 Radewych is a very brief decision that relies on an earlier decision of the Ontario Court of Appeal, Brown v Murphy 2002 CanLII 41652 (ON CA), (2002), 159 OAC 75, 59 OR (3d) 404; the latter case is not mentioned in Lamb. In Brown v Murphy, the Ontario court distinguished between decisions made by a motions judge to grant or refuse a stay for the reasons set out in s 7, and decisions that amount to a preliminary interpretation of the arbitration agreement. The court concluded, at para 8:
. . . the bar under s 7(6) applied to any decision by the motions court under s 7 to grant or refuse a stay of “a proceeding in respect of a matter to be submitted to arbitration under the agreement” within the meaning of s 7(1). However, a decision by the motions court that a matter was not subject to arbitration under the terms of the arbitration agreement fell outside the scope of s 7 and a right of appeal lay to this court from that decision. (Emphasis in original)
 The same reasoning has been repeatedly applied in Ontario: see, for example, Huras v Primerica Financial Services Ltd 2000 CanLII 16892 (ON CA), (2000), 137 OAC 79 andGriffin v Dell Canada Inc, 2010 ONCA 29 (CanLII), 2010 ONCA 29 at para 25. The reasoning has also been adopted by the appellate courts of Manitoba and New Brunswick: see Hnatiuk v Court, 2010 MBCA 20 (CanLII), 2010 MBCA 20, 251 Man R (2d) 178 at para 30 and Opron Maritimes Construction Ltd v Irving Oil Ltd, 2011 NBCA 60 (CanLII), 2011 NBCA 60, 336 DLR (4th) 129 at paras 31-41. All of those provinces have similar, if not identical, arbitration legislation to that in force in Alberta.
 This Court also recently heard an appeal from a decision to stay proceedings that had been brought by a non-party to the arbitration agreement. The applicability of section 7(6) was not discussed in that decision, however, so it is of limited use in this analysis: Yaworski v Gowling Lafleur Henderson LLP, 2013 ABCA 21 (CanLII), 2013 ABCA 21.
 We have concluded that the situation in this case is more similar to that faced by the appellate courts in Brown v Murphy, Hnatiuk v Courtand Opron Maritimes than to the situation in Radewych. We agree with the conclusion reached by Richard JA of the New Brunswick court that, if the motion judge holds there is no applicable arbitration agreement upon which the proceedings could be stayed, then s 7(6) cannot be successfully invoked to bar an appeal: see Opron Maritimes at para 40. In such circumstances, the usual litigation process is followed. The litigants are entitled to access all the court processes, including appellate review, the agreement itself having been determined to fall outside the provisions of the Arbitration Act. If the agreement is outside the scope of the Act, s 7(6) can have no application.
 Applying that reasoning to this case, the initial issue before the chambers judge involved an interpretation of the parties’ agreement.
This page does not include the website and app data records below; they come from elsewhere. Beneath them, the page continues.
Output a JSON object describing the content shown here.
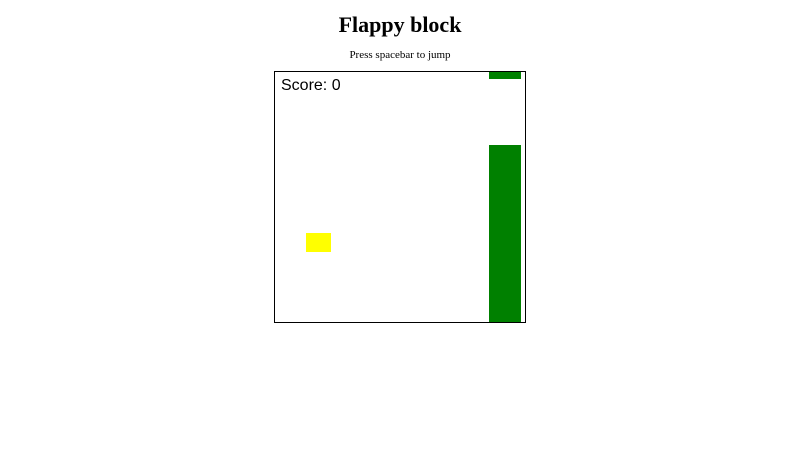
{
  "page": {
    "title": "Flappy block",
    "instructions": "Press spacebar to jump"
  },
  "game": {
    "score_label": "Score: 0",
    "score": 0,
    "colors": {
      "background": "#ffffff",
      "border": "#000000",
      "pipe": "#008000",
      "player": "#ffff00"
    }
  }
}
Only if that agreement contained a mandatory arbitration clause would s 7 of the Arbitration Act apply. The chambers judge concluded that the agreement did not contain such a clause and he did not, therefore, address the application of s 7 to these parties and this dispute. The chambers judge’s decision on that preliminary issue is subject to appeal. If, on appeal, we determine that the agreement does contain a mandatory arbitration clause, then the Act will apply and the dispute must go back to Queen’s Bench for a determination of the issues not addressed by the chambers judge. The Queen’s Bench determination of those issues, involving the application of s 7, will not be subject to appeal.